(Input data Opens)

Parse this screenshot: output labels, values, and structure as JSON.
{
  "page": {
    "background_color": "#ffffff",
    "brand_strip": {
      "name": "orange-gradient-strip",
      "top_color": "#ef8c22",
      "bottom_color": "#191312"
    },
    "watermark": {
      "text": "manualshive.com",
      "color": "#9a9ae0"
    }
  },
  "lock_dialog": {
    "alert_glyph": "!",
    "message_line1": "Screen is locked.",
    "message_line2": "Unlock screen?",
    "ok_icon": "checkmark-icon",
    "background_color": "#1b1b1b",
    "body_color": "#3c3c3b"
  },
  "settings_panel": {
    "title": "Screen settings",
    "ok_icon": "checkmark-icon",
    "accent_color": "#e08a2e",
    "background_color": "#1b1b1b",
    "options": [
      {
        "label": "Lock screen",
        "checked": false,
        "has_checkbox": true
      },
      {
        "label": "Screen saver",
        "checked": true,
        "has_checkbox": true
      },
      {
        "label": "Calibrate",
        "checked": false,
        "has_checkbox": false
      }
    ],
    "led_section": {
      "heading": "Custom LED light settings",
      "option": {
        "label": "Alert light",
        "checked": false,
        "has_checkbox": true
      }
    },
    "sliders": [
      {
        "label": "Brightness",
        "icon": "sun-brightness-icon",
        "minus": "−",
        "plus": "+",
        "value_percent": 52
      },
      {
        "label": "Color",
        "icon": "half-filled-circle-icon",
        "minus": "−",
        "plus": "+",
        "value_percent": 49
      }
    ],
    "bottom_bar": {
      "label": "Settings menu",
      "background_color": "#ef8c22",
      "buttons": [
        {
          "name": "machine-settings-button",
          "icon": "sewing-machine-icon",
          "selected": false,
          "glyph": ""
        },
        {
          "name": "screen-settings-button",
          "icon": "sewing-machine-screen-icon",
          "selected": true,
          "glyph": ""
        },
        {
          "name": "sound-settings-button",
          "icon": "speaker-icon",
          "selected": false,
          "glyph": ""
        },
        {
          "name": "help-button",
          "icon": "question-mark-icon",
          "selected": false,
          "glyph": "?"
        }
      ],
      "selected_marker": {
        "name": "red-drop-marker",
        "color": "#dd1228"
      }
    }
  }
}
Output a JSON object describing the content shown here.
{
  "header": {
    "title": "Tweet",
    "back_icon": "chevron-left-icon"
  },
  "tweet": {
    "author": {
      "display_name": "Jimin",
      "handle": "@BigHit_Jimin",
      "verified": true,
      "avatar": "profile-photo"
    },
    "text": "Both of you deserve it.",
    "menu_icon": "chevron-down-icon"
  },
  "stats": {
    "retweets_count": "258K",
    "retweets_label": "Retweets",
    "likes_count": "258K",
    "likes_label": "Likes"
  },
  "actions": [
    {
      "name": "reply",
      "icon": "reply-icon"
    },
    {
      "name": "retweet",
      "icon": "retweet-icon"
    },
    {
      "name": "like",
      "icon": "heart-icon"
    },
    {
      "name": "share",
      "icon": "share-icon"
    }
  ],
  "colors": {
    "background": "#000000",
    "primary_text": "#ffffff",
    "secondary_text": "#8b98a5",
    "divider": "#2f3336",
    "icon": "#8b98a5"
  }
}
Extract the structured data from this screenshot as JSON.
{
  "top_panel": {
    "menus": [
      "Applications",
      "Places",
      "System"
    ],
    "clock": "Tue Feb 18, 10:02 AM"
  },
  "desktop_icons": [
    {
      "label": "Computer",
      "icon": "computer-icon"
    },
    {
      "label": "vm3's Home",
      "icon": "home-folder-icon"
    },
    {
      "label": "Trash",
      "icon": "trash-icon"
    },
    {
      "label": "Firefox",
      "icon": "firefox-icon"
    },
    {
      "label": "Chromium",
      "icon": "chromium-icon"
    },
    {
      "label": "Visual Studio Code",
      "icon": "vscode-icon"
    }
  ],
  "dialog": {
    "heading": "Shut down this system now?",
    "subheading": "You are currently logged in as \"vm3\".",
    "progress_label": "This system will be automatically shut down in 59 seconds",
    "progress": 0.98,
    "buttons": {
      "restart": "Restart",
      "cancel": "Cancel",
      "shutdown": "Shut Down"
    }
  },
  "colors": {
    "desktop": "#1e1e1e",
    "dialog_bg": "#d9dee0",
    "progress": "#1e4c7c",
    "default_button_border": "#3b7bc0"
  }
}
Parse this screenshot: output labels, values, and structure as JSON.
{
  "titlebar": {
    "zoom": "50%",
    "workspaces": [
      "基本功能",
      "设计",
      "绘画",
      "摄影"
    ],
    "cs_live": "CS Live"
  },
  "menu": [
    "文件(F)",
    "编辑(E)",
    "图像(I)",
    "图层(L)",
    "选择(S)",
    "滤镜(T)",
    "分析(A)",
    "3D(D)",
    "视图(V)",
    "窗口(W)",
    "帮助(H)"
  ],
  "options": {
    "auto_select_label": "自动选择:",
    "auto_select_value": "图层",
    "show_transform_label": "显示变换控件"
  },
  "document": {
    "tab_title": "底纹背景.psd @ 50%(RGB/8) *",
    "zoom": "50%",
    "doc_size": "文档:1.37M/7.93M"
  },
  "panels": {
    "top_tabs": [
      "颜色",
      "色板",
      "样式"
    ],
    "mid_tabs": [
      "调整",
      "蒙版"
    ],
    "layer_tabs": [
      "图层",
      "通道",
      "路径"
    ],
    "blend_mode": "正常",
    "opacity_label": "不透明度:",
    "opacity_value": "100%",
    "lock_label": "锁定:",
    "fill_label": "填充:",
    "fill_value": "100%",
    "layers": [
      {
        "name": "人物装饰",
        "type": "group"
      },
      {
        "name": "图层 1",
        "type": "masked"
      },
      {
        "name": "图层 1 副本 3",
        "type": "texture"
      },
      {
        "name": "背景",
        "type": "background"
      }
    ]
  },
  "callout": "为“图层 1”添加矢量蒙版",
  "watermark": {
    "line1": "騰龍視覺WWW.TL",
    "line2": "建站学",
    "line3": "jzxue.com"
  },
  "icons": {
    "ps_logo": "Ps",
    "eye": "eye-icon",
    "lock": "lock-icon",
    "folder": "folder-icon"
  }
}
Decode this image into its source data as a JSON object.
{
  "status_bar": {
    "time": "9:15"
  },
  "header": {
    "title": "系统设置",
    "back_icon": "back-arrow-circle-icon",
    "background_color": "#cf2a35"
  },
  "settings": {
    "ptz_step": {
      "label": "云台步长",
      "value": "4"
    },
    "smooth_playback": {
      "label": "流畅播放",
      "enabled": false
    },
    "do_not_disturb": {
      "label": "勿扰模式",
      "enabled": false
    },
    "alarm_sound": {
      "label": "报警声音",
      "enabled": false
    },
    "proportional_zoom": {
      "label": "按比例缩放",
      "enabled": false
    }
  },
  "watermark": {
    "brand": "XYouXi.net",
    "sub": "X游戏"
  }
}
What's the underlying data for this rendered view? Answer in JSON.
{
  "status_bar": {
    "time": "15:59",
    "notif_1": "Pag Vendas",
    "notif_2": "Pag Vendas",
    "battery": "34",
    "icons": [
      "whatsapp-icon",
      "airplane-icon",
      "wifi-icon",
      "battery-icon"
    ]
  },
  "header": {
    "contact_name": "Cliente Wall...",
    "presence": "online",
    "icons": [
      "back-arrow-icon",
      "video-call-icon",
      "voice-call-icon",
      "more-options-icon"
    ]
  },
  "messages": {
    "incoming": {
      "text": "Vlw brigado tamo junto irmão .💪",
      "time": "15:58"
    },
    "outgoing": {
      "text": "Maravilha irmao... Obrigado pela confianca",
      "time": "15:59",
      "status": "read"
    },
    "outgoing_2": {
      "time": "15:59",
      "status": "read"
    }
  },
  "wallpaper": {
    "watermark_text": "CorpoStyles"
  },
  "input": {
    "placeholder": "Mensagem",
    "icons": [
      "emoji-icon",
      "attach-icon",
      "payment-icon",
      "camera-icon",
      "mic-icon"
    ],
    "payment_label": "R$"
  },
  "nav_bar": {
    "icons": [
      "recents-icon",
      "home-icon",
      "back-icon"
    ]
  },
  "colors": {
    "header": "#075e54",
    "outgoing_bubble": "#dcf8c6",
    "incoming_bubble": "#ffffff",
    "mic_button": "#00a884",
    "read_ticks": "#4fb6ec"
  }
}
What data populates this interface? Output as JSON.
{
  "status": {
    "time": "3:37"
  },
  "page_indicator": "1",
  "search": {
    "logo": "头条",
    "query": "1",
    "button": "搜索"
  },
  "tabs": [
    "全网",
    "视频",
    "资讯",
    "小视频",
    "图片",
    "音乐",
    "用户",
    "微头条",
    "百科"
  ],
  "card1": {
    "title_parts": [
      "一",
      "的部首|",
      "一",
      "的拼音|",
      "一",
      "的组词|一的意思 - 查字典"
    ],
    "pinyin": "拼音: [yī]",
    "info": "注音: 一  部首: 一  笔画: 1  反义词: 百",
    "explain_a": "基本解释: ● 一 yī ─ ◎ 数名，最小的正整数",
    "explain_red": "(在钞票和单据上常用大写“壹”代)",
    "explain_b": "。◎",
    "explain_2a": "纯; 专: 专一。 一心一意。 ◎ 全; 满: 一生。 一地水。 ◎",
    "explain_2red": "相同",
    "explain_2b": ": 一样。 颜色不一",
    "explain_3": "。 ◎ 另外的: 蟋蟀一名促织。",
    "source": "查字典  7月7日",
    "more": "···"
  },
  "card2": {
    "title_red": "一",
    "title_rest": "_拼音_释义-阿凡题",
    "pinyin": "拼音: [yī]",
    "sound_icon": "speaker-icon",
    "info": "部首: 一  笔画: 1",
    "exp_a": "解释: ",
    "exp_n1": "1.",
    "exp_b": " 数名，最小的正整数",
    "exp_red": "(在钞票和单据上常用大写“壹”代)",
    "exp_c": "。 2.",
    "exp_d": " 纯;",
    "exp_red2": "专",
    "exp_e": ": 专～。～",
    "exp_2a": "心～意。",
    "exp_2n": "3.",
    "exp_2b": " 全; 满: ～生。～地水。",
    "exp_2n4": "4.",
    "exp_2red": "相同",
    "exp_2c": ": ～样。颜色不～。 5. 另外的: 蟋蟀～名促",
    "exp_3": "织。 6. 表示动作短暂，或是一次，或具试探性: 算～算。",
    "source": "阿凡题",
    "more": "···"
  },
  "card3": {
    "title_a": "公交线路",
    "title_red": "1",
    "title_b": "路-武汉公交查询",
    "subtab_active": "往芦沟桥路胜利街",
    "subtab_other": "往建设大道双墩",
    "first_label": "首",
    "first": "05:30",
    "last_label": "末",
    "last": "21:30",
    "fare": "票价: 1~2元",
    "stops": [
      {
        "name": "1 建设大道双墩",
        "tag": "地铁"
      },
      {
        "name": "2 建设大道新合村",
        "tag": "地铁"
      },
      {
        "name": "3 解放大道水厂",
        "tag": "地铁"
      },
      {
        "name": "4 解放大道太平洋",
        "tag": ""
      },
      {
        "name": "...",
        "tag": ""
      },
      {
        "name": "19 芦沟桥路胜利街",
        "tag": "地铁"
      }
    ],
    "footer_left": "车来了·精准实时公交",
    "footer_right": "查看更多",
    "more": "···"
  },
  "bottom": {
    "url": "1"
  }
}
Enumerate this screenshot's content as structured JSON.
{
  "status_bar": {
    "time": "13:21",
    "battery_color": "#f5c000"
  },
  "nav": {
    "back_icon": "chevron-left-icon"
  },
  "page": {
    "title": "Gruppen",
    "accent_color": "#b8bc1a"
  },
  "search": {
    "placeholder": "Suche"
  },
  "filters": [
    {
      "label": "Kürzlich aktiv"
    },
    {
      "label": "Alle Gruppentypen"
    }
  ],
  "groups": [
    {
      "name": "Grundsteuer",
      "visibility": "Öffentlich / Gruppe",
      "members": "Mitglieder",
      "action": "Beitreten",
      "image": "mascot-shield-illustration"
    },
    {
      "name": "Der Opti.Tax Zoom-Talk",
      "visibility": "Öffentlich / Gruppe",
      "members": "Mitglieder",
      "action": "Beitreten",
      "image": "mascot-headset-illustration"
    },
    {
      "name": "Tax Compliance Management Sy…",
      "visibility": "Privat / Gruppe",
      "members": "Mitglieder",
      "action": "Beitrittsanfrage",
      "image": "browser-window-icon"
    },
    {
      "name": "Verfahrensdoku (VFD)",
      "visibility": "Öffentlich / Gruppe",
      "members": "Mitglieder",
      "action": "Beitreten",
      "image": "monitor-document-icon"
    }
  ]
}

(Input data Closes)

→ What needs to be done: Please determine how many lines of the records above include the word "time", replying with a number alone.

→ Written solution: 7